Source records
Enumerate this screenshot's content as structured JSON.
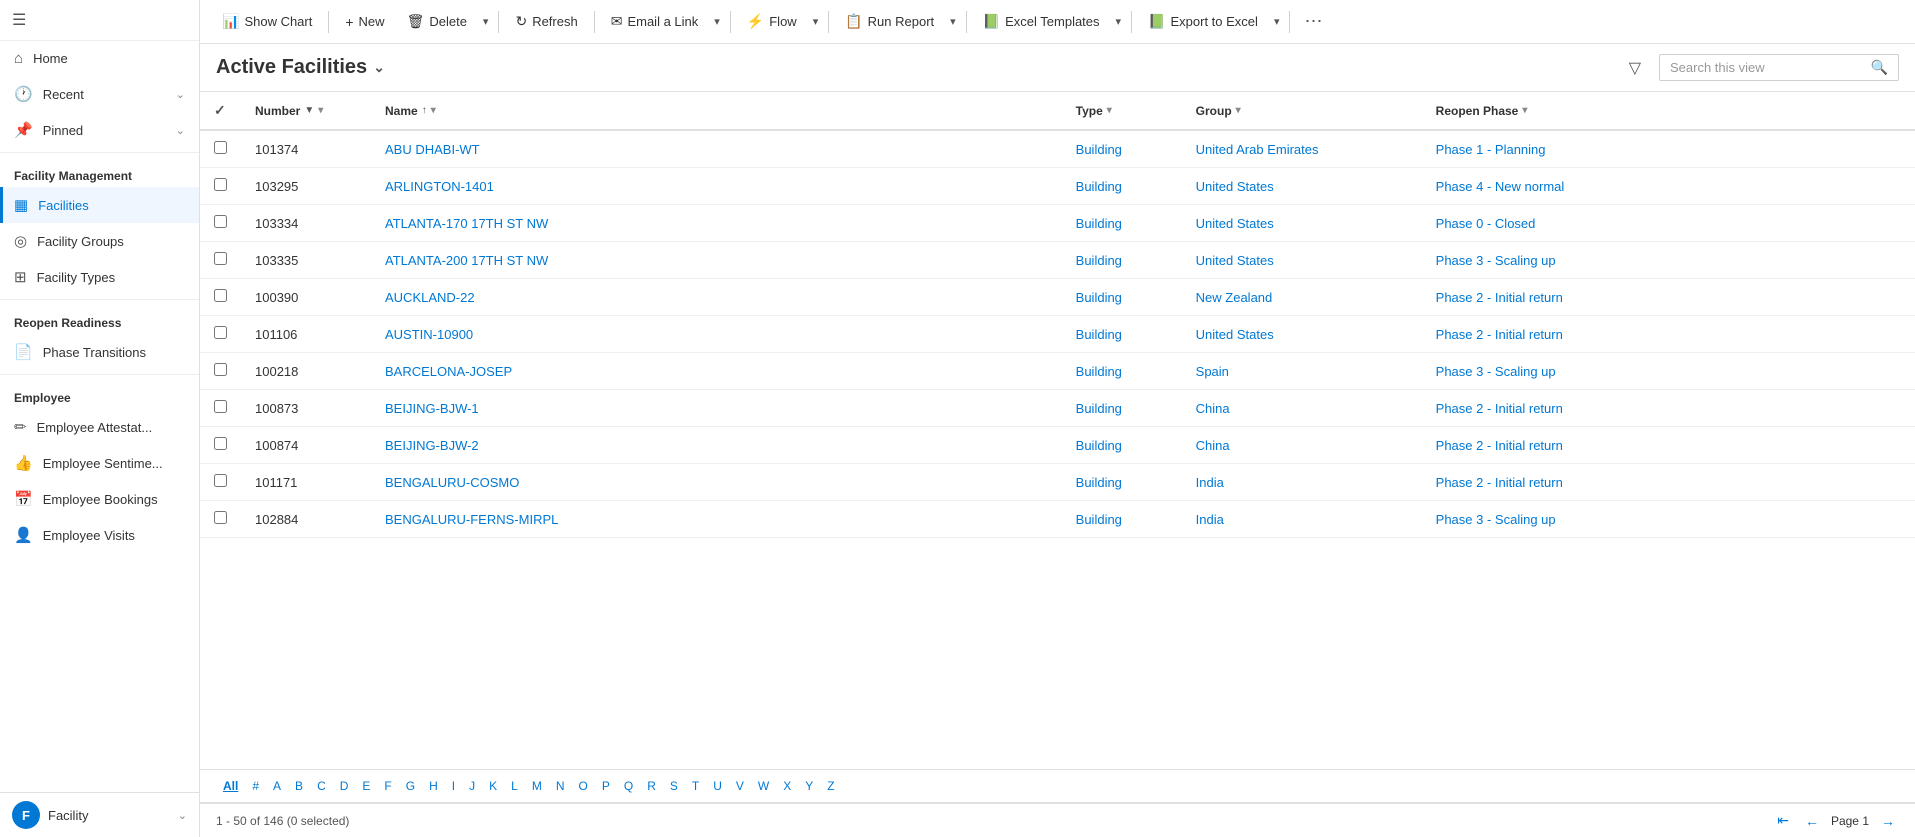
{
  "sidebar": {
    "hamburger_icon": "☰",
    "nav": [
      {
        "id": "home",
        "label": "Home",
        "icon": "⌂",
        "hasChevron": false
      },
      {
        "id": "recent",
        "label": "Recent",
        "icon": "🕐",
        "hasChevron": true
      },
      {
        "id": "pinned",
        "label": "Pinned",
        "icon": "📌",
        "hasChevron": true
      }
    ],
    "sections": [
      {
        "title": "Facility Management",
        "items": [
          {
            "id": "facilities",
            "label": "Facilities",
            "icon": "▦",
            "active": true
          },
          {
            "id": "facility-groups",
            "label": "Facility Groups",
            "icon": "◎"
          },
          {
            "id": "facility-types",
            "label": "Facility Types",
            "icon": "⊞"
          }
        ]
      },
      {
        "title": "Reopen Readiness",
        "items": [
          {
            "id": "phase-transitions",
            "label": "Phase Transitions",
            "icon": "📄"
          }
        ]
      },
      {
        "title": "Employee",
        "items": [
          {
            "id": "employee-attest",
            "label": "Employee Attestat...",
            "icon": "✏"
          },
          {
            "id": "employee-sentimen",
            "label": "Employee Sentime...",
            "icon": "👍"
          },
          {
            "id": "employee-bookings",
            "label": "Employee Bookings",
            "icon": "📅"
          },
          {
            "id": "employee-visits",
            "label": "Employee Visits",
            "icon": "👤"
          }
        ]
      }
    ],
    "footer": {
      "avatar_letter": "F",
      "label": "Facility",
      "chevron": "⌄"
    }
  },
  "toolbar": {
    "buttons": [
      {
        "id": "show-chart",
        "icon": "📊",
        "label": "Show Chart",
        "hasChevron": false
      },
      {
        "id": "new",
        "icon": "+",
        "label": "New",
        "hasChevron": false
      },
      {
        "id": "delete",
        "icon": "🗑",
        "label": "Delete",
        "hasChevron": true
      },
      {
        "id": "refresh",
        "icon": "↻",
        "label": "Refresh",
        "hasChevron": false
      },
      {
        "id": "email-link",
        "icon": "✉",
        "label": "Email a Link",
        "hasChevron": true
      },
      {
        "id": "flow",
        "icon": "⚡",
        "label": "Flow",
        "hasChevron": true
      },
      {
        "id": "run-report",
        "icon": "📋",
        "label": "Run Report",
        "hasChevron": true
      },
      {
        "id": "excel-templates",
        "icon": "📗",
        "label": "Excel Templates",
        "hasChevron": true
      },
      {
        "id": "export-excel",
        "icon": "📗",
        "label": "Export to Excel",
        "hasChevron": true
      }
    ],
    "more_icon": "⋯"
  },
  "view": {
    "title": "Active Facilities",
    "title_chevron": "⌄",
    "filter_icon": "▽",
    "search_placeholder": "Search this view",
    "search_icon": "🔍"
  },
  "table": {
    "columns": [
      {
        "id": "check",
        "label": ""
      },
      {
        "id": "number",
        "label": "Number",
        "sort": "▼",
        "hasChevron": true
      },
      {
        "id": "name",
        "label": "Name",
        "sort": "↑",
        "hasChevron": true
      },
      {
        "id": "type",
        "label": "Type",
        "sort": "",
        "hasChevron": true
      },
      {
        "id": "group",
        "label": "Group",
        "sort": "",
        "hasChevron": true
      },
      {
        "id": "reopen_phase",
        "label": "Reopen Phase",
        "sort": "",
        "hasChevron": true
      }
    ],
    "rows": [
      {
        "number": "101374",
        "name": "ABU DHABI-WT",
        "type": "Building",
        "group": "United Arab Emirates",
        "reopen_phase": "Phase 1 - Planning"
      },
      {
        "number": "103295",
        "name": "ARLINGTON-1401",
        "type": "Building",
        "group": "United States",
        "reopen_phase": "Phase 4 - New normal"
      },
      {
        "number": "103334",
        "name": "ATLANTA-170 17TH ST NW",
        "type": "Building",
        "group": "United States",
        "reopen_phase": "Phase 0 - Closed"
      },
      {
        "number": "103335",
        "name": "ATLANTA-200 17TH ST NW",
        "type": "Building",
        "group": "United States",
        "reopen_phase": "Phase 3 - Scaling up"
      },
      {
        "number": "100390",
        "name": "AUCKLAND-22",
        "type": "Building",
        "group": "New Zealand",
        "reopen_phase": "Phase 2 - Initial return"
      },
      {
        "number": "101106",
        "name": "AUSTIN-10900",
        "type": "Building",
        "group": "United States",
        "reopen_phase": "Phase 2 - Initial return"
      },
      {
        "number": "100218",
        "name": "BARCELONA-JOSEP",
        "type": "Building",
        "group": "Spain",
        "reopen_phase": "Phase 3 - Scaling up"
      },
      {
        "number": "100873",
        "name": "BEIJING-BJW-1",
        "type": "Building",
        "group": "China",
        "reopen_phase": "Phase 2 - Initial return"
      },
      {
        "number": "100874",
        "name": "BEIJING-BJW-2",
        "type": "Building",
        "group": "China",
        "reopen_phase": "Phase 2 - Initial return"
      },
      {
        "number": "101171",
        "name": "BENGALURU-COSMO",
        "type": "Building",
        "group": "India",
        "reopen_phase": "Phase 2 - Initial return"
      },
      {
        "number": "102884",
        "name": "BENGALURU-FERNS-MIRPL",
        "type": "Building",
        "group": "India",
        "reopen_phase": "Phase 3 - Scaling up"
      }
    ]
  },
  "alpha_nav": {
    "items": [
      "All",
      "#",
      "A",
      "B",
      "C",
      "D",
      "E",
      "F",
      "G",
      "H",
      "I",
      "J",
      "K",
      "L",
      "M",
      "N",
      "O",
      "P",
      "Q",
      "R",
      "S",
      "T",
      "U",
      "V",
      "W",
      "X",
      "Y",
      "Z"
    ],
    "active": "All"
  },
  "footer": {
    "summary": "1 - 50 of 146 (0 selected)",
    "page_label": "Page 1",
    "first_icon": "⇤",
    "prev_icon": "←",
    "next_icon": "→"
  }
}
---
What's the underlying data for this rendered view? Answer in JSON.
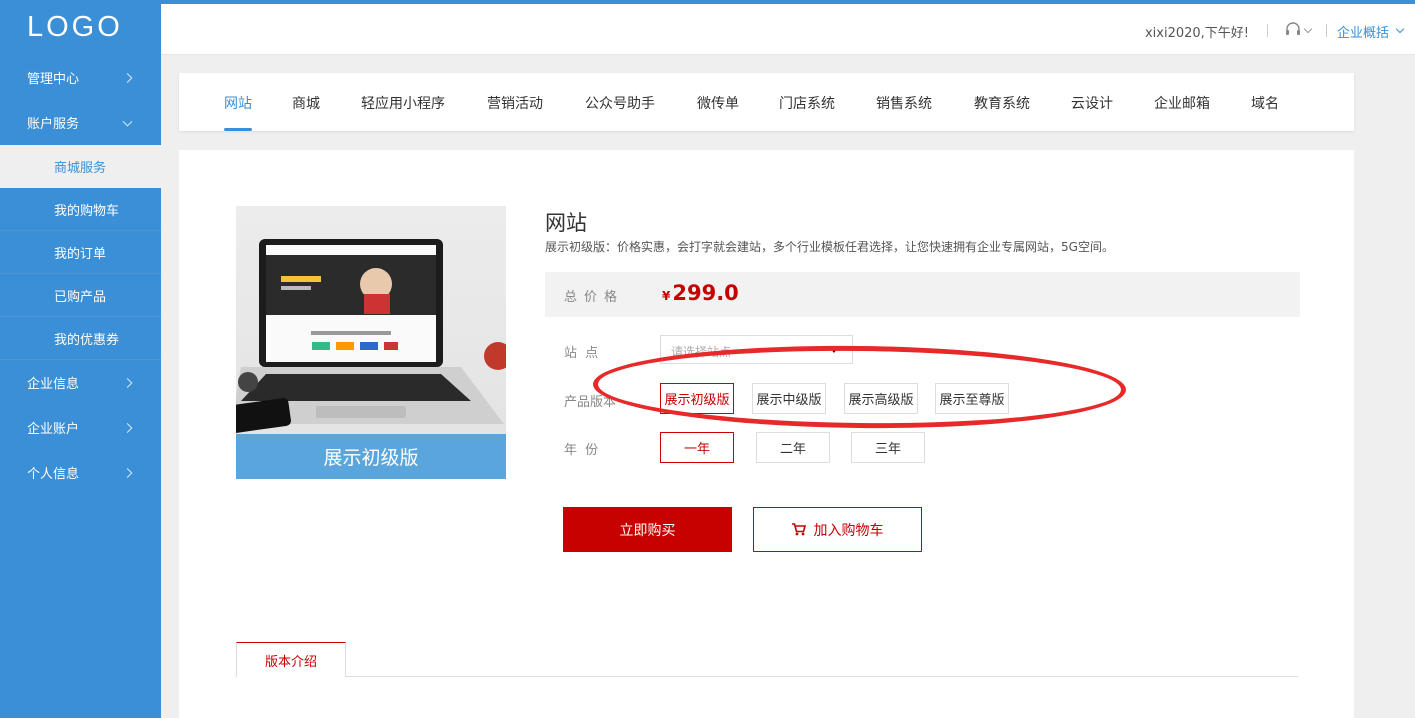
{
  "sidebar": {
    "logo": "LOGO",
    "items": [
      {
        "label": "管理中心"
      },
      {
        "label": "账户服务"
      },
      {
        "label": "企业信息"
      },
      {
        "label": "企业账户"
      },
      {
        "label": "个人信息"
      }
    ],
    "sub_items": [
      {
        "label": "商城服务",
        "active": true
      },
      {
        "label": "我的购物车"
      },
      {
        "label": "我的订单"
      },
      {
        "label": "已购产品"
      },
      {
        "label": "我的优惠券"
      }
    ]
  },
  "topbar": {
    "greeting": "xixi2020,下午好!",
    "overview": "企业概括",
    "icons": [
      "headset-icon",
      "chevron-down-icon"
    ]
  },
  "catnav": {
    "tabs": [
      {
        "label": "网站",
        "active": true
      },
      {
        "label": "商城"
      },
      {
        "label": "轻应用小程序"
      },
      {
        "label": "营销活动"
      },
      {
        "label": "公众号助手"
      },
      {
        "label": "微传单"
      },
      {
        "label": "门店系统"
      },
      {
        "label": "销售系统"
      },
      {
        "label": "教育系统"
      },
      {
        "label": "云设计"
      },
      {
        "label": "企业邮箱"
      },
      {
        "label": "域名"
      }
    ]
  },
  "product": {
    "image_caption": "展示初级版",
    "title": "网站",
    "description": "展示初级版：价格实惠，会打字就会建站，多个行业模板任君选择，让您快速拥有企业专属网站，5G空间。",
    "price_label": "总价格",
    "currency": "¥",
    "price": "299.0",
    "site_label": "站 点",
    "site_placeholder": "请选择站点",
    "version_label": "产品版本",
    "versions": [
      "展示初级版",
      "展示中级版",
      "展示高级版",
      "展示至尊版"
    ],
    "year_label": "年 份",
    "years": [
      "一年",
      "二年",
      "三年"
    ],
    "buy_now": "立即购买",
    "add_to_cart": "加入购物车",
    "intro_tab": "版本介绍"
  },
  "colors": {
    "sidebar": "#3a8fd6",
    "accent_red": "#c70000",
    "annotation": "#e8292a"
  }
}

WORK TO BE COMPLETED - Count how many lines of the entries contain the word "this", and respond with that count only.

ANSWER FOR THE TASK - 3